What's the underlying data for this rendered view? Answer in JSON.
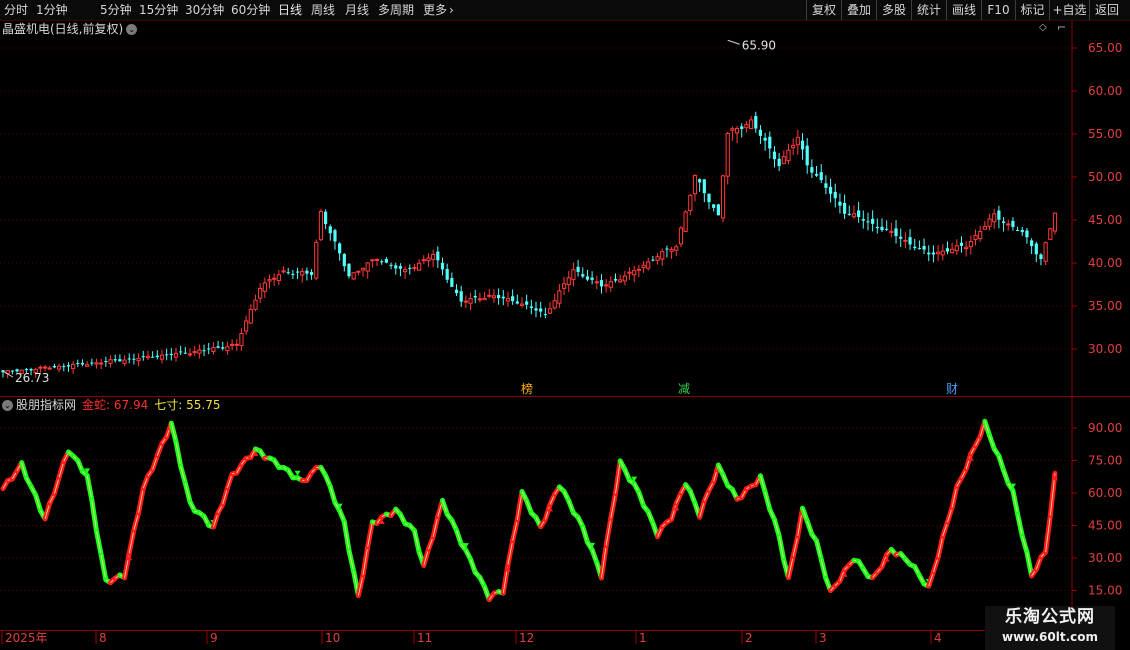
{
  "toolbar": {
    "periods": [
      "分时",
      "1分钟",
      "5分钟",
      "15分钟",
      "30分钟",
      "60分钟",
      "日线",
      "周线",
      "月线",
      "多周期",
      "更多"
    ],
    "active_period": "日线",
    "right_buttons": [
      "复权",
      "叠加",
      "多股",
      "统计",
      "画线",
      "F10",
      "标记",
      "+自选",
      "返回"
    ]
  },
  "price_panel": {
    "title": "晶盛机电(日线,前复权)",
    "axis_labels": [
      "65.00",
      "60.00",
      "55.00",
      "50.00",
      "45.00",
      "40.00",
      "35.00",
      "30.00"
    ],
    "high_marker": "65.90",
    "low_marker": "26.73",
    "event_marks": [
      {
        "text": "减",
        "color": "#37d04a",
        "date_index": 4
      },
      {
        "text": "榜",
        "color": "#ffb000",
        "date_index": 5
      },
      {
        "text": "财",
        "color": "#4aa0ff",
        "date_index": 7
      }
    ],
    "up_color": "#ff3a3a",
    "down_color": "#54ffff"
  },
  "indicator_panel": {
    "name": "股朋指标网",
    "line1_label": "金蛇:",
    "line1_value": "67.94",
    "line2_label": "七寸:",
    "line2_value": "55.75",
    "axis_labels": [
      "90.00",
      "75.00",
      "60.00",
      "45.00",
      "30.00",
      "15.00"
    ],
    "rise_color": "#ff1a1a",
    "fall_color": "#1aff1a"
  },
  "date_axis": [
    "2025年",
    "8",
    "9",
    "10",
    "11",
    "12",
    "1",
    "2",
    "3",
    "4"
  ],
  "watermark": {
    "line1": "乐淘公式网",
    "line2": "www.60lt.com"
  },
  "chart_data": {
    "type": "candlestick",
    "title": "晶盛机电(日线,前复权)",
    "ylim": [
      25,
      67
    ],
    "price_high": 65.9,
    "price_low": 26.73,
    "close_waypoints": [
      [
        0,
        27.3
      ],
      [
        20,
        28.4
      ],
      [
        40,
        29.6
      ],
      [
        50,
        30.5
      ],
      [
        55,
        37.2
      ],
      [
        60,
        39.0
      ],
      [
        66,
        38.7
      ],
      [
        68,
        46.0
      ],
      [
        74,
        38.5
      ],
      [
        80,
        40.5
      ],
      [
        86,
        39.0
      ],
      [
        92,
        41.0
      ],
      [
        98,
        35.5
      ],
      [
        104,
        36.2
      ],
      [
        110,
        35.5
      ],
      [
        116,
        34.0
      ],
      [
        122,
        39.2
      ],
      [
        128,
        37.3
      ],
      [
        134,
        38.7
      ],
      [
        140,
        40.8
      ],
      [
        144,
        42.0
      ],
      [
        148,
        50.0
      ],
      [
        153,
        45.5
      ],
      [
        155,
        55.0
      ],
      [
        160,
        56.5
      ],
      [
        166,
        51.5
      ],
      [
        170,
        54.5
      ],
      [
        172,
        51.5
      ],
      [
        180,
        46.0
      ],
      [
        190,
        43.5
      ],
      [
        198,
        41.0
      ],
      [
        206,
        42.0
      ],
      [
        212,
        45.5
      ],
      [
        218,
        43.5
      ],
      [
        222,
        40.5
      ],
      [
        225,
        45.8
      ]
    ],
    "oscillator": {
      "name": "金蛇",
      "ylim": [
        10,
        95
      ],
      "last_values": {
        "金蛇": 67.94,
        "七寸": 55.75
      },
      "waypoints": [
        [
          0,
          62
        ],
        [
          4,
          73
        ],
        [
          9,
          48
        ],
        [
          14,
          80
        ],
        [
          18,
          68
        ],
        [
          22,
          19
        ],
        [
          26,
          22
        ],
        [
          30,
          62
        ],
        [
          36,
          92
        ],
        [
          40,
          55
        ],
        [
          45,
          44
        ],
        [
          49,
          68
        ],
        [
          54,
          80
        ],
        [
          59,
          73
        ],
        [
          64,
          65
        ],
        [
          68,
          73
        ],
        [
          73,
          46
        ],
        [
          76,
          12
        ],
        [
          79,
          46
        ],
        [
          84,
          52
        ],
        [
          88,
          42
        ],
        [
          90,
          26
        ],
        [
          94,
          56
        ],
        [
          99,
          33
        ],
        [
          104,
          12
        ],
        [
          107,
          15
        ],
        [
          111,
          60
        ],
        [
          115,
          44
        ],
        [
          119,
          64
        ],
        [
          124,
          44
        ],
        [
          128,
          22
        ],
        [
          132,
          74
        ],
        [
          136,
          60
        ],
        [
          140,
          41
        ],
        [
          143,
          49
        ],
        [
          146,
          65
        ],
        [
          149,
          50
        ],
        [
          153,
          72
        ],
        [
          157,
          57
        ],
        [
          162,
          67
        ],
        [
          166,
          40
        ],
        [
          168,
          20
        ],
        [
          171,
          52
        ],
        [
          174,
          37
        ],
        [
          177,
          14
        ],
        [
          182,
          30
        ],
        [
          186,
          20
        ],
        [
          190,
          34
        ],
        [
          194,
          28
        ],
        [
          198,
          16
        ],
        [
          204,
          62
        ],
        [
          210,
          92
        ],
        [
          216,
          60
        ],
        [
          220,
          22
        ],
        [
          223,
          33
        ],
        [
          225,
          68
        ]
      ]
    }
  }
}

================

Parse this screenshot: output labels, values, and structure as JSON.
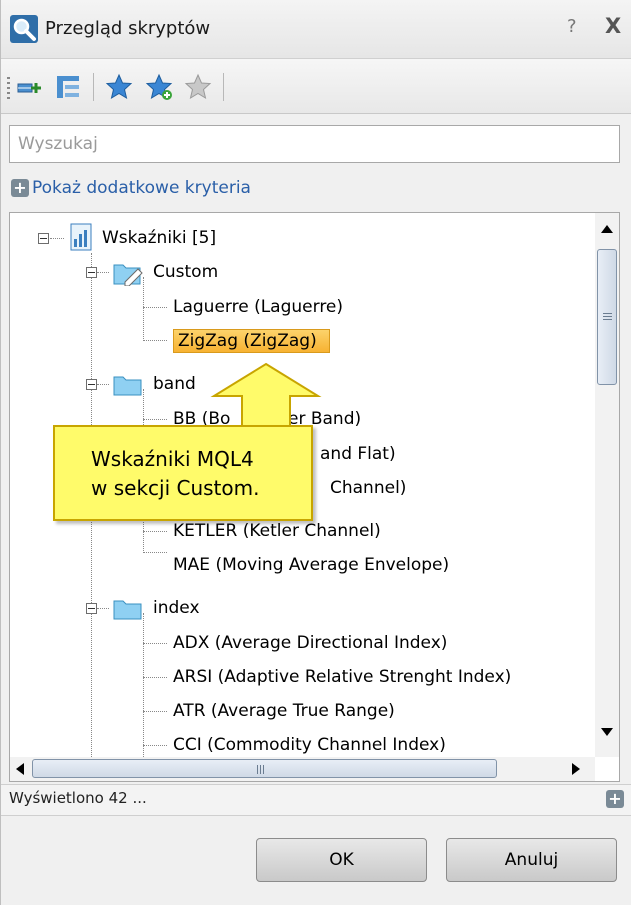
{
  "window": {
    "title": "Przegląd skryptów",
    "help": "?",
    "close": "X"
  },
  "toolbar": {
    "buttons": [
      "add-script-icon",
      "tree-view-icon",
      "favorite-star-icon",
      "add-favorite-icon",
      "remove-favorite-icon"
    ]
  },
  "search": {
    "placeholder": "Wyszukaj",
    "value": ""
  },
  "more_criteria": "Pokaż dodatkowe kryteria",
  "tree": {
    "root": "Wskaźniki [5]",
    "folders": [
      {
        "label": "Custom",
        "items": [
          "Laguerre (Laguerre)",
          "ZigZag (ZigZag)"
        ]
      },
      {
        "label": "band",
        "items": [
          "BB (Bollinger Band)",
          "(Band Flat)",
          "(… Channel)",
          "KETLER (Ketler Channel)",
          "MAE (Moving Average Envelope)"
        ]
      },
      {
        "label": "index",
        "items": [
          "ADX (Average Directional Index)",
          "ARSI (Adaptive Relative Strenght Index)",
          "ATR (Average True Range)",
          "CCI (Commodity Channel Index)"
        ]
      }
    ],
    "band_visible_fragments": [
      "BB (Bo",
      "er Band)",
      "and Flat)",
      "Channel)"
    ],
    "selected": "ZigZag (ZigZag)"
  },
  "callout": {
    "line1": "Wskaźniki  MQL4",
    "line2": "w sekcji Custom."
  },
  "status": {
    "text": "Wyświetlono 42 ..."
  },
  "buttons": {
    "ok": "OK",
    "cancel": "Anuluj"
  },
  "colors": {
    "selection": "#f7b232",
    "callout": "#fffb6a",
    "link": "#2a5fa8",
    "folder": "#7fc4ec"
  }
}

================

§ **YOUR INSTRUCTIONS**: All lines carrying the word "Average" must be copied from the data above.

§ **WORKED SOLUTION**:
          "MAE (Moving Average Envelope)"
          "ADX (Average Directional Index)",
          "ATR (Average True Range)",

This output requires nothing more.